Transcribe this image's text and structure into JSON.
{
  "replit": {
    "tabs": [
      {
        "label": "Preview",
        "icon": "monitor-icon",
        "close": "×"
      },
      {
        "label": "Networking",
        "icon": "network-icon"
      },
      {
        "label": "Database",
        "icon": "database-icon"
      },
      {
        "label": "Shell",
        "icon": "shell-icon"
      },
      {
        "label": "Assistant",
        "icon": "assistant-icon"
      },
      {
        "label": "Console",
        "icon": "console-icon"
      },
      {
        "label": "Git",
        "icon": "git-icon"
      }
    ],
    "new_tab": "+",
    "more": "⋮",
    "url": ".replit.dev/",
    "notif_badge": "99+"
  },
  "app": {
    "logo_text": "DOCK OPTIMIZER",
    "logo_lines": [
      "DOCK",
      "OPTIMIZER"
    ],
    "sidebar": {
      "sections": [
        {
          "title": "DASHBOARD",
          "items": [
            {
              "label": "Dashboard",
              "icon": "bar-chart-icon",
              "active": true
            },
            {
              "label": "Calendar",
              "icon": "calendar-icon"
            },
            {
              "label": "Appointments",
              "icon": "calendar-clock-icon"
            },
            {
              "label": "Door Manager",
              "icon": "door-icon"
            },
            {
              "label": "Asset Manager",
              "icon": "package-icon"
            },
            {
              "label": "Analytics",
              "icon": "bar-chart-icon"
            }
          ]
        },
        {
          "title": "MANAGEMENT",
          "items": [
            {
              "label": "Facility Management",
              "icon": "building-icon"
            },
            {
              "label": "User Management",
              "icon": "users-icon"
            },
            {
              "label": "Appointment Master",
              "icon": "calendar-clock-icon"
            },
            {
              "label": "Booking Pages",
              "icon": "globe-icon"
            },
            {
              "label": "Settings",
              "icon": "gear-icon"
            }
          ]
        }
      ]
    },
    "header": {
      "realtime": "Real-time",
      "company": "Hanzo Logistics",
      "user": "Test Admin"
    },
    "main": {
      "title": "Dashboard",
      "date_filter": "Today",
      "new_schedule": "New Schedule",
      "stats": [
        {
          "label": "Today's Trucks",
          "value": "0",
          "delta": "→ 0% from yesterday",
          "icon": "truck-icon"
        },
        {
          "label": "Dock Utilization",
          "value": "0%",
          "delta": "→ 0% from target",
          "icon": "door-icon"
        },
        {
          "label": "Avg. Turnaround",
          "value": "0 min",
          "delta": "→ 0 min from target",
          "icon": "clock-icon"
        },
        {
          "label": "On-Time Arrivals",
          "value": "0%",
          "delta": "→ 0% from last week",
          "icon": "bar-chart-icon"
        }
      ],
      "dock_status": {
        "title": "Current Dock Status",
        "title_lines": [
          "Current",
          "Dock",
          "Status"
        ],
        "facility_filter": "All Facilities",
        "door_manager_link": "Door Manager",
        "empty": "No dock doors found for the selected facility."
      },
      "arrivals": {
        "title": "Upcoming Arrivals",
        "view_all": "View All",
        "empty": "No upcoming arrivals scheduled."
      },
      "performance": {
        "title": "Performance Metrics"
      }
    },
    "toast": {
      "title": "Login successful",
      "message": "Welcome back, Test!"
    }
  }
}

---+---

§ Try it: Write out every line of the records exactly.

§ Answer below:
Transcribe this image's text and structure into JSON.
{
  "replit": {
    "tabs": [
      {
        "label": "Preview",
        "icon": "monitor-icon",
        "close": "×"
      },
      {
        "label": "Networking",
        "icon": "network-icon"
      },
      {
        "label": "Database",
        "icon": "database-icon"
      },
      {
        "label": "Shell",
        "icon": "shell-icon"
      },
      {
        "label": "Assistant",
        "icon": "assistant-icon"
      },
      {
        "label": "Console",
        "icon": "console-icon"
      },
      {
        "label": "Git",
        "icon": "git-icon"
      }
    ],
    "new_tab": "+",
    "more": "⋮",
    "url": ".replit.dev/",
    "notif_badge": "99+"
  },
  "app": {
    "logo_text": "DOCK OPTIMIZER",
    "logo_lines": [
      "DOCK",
      "OPTIMIZER"
    ],
    "sidebar": {
      "sections": [
        {
          "title": "DASHBOARD",
          "items": [
            {
              "label": "Dashboard",
              "icon": "bar-chart-icon",
              "active": true
            },
            {
              "label": "Calendar",
              "icon": "calendar-icon"
            },
            {
              "label": "Appointments",
              "icon": "calendar-clock-icon"
            },
            {
              "label": "Door Manager",
              "icon": "door-icon"
            },
            {
              "label": "Asset Manager",
              "icon": "package-icon"
            },
            {
              "label": "Analytics",
              "icon": "bar-chart-icon"
            }
          ]
        },
        {
          "title": "MANAGEMENT",
          "items": [
            {
              "label": "Facility Management",
              "icon": "building-icon"
            },
            {
              "label": "User Management",
              "icon": "users-icon"
            },
            {
              "label": "Appointment Master",
              "icon": "calendar-clock-icon"
            },
            {
              "label": "Booking Pages",
              "icon": "globe-icon"
            },
            {
              "label": "Settings",
              "icon": "gear-icon"
            }
          ]
        }
      ]
    },
    "header": {
      "realtime": "Real-time",
      "company": "Hanzo Logistics",
      "user": "Test Admin"
    },
    "main": {
      "title": "Dashboard",
      "date_filter": "Today",
      "new_schedule": "New Schedule",
      "stats": [
        {
          "label": "Today's Trucks",
          "value": "0",
          "delta": "→ 0% from yesterday",
          "icon": "truck-icon"
        },
        {
          "label": "Dock Utilization",
          "value": "0%",
          "delta": "→ 0% from target",
          "icon": "door-icon"
        },
        {
          "label": "Avg. Turnaround",
          "value": "0 min",
          "delta": "→ 0 min from target",
          "icon": "clock-icon"
        },
        {
          "label": "On-Time Arrivals",
          "value": "0%",
          "delta": "→ 0% from last week",
          "icon": "bar-chart-icon"
        }
      ],
      "dock_status": {
        "title": "Current Dock Status",
        "title_lines": [
          "Current",
          "Dock",
          "Status"
        ],
        "facility_filter": "All Facilities",
        "door_manager_link": "Door Manager",
        "empty": "No dock doors found for the selected facility."
      },
      "arrivals": {
        "title": "Upcoming Arrivals",
        "view_all": "View All",
        "empty": "No upcoming arrivals scheduled."
      },
      "performance": {
        "title": "Performance Metrics"
      }
    },
    "toast": {
      "title": "Login successful",
      "message": "Welcome back, Test!"
    }
  }
}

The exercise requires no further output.